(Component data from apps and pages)
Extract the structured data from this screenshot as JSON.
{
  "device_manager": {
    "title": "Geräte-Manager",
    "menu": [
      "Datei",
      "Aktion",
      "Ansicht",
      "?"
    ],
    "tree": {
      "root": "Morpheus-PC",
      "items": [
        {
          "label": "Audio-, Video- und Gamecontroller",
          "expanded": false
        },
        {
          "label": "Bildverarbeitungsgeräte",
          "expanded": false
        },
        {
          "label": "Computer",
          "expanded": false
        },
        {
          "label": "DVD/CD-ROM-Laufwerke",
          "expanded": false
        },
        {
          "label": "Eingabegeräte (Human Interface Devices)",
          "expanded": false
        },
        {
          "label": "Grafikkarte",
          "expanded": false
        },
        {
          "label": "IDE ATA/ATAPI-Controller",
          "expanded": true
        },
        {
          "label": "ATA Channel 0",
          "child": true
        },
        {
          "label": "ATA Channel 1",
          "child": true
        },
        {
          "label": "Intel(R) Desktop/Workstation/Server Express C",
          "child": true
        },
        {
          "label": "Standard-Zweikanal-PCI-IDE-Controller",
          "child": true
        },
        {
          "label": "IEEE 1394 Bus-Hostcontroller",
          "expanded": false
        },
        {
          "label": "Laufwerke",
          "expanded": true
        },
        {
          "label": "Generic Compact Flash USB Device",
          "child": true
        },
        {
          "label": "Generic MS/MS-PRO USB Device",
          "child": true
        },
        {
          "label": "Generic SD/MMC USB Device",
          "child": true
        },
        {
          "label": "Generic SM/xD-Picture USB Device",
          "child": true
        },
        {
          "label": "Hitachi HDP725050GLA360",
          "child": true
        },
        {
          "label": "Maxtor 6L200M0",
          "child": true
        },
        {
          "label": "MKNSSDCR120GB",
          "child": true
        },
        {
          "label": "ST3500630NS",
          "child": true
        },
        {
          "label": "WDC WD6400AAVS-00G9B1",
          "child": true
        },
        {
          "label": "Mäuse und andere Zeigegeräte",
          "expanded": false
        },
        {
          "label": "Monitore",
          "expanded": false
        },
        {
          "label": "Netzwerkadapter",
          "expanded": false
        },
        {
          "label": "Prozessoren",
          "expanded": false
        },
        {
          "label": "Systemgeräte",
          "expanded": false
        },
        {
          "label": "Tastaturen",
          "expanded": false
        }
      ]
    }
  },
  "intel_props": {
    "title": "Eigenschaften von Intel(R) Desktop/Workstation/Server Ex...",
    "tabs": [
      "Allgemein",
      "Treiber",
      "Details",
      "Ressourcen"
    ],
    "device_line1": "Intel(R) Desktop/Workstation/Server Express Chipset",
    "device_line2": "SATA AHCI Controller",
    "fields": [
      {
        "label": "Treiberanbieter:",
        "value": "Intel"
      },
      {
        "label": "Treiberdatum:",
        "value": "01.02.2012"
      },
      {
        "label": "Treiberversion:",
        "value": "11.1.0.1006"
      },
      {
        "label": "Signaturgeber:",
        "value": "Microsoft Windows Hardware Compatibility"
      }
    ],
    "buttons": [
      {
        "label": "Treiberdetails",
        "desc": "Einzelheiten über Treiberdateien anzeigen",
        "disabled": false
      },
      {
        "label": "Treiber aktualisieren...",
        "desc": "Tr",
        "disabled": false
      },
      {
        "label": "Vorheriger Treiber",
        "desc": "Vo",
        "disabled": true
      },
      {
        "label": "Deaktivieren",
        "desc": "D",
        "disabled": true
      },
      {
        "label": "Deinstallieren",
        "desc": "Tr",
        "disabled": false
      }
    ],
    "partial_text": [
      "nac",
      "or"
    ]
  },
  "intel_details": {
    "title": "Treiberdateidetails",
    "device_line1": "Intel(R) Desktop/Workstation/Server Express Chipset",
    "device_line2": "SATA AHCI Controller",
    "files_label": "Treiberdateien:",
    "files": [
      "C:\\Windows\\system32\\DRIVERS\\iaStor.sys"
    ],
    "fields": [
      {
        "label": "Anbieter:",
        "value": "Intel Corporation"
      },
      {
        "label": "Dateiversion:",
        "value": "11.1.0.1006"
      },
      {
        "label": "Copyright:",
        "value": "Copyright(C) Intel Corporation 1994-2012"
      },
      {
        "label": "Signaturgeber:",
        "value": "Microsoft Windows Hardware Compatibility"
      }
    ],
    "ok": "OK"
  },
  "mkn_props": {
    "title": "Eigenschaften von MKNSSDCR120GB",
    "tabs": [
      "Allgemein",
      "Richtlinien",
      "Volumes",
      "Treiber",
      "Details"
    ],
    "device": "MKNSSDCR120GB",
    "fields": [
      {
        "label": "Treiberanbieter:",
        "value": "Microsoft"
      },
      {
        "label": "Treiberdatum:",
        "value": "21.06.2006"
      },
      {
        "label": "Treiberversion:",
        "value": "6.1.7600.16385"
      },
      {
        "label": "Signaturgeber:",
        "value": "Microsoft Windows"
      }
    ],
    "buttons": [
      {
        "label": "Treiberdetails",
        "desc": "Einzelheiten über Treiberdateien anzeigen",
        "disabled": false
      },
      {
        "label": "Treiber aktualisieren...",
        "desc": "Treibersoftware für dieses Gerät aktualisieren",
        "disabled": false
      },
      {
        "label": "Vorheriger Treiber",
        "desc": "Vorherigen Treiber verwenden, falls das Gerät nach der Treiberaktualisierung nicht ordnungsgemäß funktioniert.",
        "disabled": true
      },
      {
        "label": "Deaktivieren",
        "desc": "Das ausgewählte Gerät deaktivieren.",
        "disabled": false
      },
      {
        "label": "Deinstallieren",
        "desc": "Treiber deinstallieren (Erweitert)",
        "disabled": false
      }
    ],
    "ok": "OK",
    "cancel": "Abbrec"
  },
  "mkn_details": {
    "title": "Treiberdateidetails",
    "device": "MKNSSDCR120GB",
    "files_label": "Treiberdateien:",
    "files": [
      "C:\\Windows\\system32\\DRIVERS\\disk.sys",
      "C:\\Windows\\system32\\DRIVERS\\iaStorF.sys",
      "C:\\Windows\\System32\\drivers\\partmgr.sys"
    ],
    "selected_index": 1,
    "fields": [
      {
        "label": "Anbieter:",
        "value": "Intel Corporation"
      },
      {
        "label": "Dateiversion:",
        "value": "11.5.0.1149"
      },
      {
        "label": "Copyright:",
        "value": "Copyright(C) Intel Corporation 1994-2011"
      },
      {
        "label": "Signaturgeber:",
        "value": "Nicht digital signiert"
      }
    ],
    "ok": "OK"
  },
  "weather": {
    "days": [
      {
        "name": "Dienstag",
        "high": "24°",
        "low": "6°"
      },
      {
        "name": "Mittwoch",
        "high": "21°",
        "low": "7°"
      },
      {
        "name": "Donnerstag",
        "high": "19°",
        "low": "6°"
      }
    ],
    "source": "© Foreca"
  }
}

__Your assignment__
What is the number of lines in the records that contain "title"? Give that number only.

__Answer__
5